“You also don’t have to learn the story of the tarot.”

Tarot isn’t the only form of cartomancy. Oracle decks is another popular form of divination that call on the ideas of spirit animals or angels as opposed to the archetypes of the classic Rider-Waite tarot deck. 

One artist, Rebekah Erev, felt inspired to make her own deck. Originally from South Jersey, she recently moved back to Philadelphia after 18 years on the West Coast. 

“I’m not a huge deck person. I basically created my deck so I could have a divination tool,” she said. 

Her Moon Angels Oracle deck has 29 crafted cards to reflect each day of the moon cycle. 

“I’m an artist and one of my life’s missions is to help people cultivate their creativity and cultivate their intuition. So I wanted to make a deck that used art and these abstract images to inspire other people to make art.”

Here's how one "Diviner" (one who reads tarot) described her methodology:

“I’ll just pull two cards sometimes, and two cards is really nice because you can't really look at things as ‘past, present, future,’” says Amanda Medina, a yoga instructor and astrologer who uses tarot cards in her astrology practice.

“It gives a little bit more clarity for the situation, and they are honest with you. Once your brain attaches to something, you know that that is what they’re saying.” 

Everyone has a different approach, as tarot or cartomancy seems to hinge on this idea of intuition rather than planned or formed actions. Erev, who customized her deck based on her own intuition, sees it as a highly functional tool to be used. 

“I really think and have experience for myself that intuition is something that you can cultivate, like any other skill," she said. 

"The more that you practice it, the more intuitive that you get.”

I really think and have experience for myself that intuition is something that you can cultivate, like any other skill."

There is another side to tarot, however – one embroiled in its religious objectifications as well as its “fortune-telling” stereotype. The surge of tarot and other divination practices may also come from the push for highly personalized spirituality as opposed to religious dedication. According to a 2017 PEW research study that examined a national sample of more than 5,000 people, 47 percent of men and 53 percent of women in the U.S. considered themselves spiritual, but not religious. 

Spirituality is an important factor for Erev, a Kohenet Hebrew priestess, who finds inspiration in the spirituality of her heritage. 

“There’s an idea in Judaism that all the stars are angels,” she said. 

“There is another interpretation of a teaching that when you have a feeling, it’s an angel visiting you, and I really liked this idea.” 

Currently in the process of designing her second deck, Erev is designing each deck after a character in the Hebrew alphabet and pairing it with an animal.

While fortune-telling may be one aspect of it, too, the average usage of tarot seems more about studying the present than predicting the future. 

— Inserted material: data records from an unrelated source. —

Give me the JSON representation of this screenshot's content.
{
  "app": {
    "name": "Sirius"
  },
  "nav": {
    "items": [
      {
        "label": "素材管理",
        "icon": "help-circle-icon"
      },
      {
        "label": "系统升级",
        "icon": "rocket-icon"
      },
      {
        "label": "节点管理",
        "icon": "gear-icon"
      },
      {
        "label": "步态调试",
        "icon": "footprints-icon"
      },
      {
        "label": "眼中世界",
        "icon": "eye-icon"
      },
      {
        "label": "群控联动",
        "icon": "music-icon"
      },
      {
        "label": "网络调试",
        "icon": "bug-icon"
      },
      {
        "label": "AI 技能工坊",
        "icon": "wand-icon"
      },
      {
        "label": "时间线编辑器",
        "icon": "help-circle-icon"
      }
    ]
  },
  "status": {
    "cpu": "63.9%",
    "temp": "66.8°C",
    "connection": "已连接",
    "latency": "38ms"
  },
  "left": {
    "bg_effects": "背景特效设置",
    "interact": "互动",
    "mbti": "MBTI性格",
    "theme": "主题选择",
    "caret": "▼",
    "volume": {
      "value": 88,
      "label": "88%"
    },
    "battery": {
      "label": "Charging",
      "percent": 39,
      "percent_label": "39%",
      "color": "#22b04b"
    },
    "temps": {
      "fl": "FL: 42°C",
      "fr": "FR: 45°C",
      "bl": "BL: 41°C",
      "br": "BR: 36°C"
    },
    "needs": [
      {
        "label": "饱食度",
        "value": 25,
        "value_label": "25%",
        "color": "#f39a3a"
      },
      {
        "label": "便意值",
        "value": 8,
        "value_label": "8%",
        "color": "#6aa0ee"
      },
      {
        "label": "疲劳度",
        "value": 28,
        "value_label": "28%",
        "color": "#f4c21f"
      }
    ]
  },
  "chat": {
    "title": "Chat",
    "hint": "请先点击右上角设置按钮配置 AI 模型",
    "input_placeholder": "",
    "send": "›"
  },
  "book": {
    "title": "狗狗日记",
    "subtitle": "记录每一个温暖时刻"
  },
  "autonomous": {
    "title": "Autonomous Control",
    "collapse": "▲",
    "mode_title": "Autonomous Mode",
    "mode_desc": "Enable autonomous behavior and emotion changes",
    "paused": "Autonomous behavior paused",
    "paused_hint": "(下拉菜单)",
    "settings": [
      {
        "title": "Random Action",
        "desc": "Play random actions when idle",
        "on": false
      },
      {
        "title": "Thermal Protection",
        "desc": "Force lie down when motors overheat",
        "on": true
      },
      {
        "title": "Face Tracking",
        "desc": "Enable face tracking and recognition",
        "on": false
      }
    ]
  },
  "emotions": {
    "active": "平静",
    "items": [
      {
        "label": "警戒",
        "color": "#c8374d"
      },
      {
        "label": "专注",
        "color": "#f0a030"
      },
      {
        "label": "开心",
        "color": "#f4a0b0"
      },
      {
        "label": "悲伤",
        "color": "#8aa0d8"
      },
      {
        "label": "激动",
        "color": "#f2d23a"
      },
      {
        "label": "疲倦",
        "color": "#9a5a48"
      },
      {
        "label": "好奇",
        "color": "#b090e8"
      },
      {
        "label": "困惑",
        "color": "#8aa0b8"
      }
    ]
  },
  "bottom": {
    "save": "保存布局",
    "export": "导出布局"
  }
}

“Tarot is the divination of the subconscious,” says Monaco. 

“Sometimes, you’re like, ‘Oh, I didn’t want to get that [card],’ but like, that’s the one you were thinking. That’s the one you were feeling was going to happen.” 

According to Sigmund Freud, the “unconscious” is comprised of thoughts that are outside our conscious awareness, influencing all of our behavior. This unconscious thought, then, may be remedied with certain practices like tarot. 

“It’s a form of mental health,” says Medina.

“Sometimes, we get in our heads and we’re mulling over things or stressed out. I think it can be relieving if you pull some cards for yourself."